A couple whose son died in Fiji have got a government minister’s backing in their fight for stricter legislation for adventure holiday companies.
Gill and Steve Molnar are campaigning for greater regulation of companies that organise adventure holidays abroad following their son’s death in 2006.
Luke Molnar, 17, from Stretford, was killed after touching a metal washing line that had come into contact with a live cable while on holiday with British conservation firm Coral Cay Conservation.
This year, electrician Kitione Rokosuka was found guilty of manslaughter in relation to Luke’s death and jailed for 18 months in Fiji.

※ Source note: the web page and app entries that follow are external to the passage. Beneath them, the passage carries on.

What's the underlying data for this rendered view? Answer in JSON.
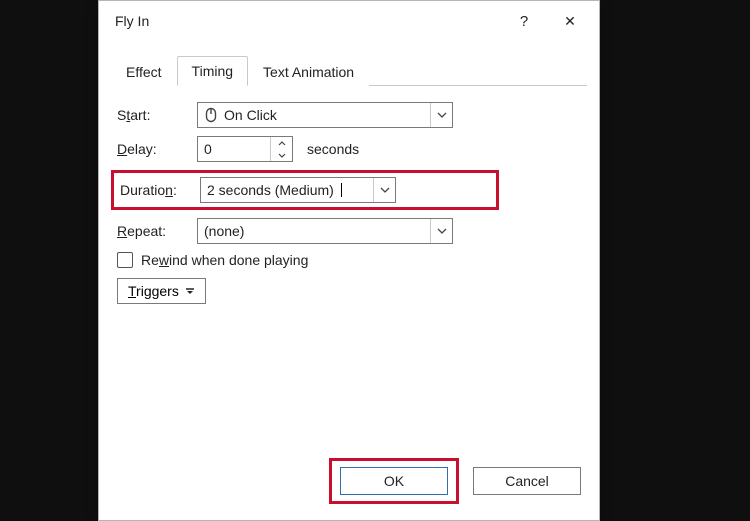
{
  "title": "Fly In",
  "help": "?",
  "close": "✕",
  "tabs": {
    "effect": "Effect",
    "timing": "Timing",
    "text_animation": "Text Animation"
  },
  "labels": {
    "start_pre": "S",
    "start_u": "t",
    "start_post": "art:",
    "delay_pre": "",
    "delay_u": "D",
    "delay_post": "elay:",
    "duration_pre": "Duratio",
    "duration_u": "n",
    "duration_post": ":",
    "repeat_pre": "",
    "repeat_u": "R",
    "repeat_post": "epeat:",
    "seconds": "seconds"
  },
  "values": {
    "start": "On Click",
    "delay": "0",
    "duration": "2 seconds (Medium)",
    "repeat": "(none)"
  },
  "rewind": {
    "pre": "Re",
    "u": "w",
    "post": "ind when done playing"
  },
  "triggers": {
    "pre": "",
    "u": "T",
    "post": "riggers"
  },
  "buttons": {
    "ok": "OK",
    "cancel": "Cancel"
  }
}
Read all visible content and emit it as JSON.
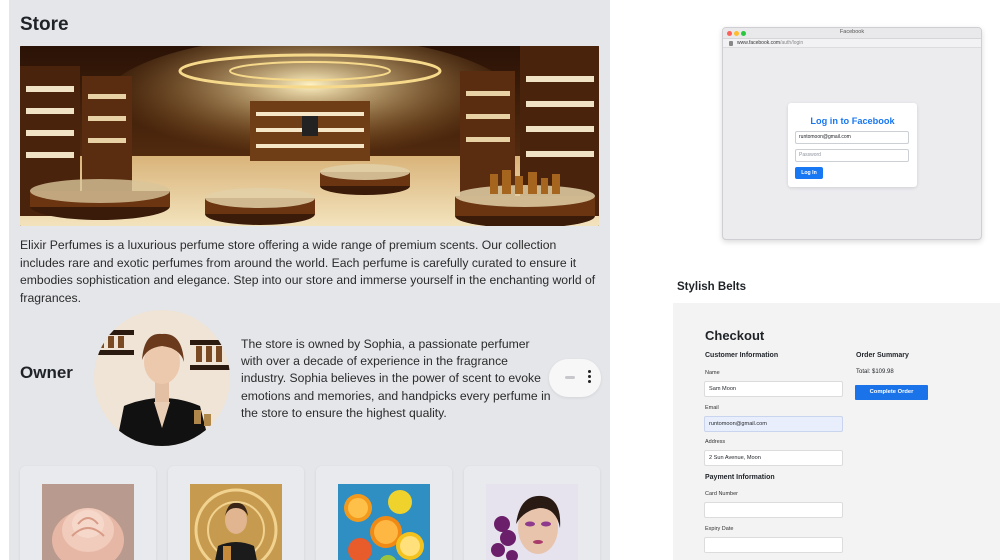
{
  "store": {
    "title": "Store",
    "description": "Elixir Perfumes is a luxurious perfume store offering a wide range of premium scents. Our collection includes rare and exotic perfumes from around the world. Each perfume is carefully curated to ensure it embodies sophistication and elegance. Step into our store and immerse yourself in the enchanting world of fragrances.",
    "owner_heading": "Owner",
    "owner_bio": "The store is owned by Sophia, a passionate perfumer with over a decade of experience in the fragrance industry. Sophia believes in the power of scent to evoke emotions and memories, and handpicks every perfume in the store to ensure the highest quality."
  },
  "facebook": {
    "window_title": "Facebook",
    "url_host": "www.facebook.com",
    "url_path": "/auth/login",
    "heading": "Log in to Facebook",
    "email_value": "runtomoon@gmail.com",
    "password_placeholder": "Password",
    "login_button": "Log In",
    "brand_color": "#1877f2"
  },
  "checkout": {
    "section_title": "Stylish Belts",
    "title": "Checkout",
    "customer_heading": "Customer Information",
    "name_label": "Name",
    "name_value": "Sam Moon",
    "email_label": "Email",
    "email_value": "runtomoon@gmail.com",
    "address_label": "Address",
    "address_value": "2 Sun Avenue, Moon",
    "payment_heading": "Payment Information",
    "card_label": "Card Number",
    "card_value": "",
    "expiry_label": "Expiry Date",
    "expiry_value": "",
    "summary_heading": "Order Summary",
    "total": "Total: $109.98",
    "complete_button": "Complete Order",
    "accent_color": "#1a73e8"
  },
  "icons": [
    "drag-handle-icon",
    "more-vertical-icon",
    "lock-icon"
  ]
}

In 2007 new guidelines were introduced by the British Standards Institute (BSI) which provide a national standard for companies organising potentially risky overseas adventures.
The couple said that this was a sound document but that companies are still operating on a self regulatory basis without an independent body to certify whether companies are abiding by the document.
They travelled to Westminster with Kate Green, MP for Stetford and Urmston, to meet Consumer Affairs minister Ed Davey. The Molnars hope their meeting with Mr Davey will result in this set of guidelines becoming law.
Mrs Molnar said: “We felt encouraged that he gave us more time than we had expected. He listened carefully and it sounded as though he had taken on board some of what we had to say and will take a step in the right direction.”
Mr Davey told Mr and Mrs Molnar that he would look into the legislation carefully and respond to them within three weeks.
He said: “I was deeply saddened by the tragedy surrounding the death of Mr and Mrs Molnar’s son Luke in Fiji. It was a constructive meeting and an opportunity to hear their concerns.
“I have offered to raise these with the British Standards Institute and other key parties to see how collectively we could raise the profile of the standard further and make it as effective as possible.”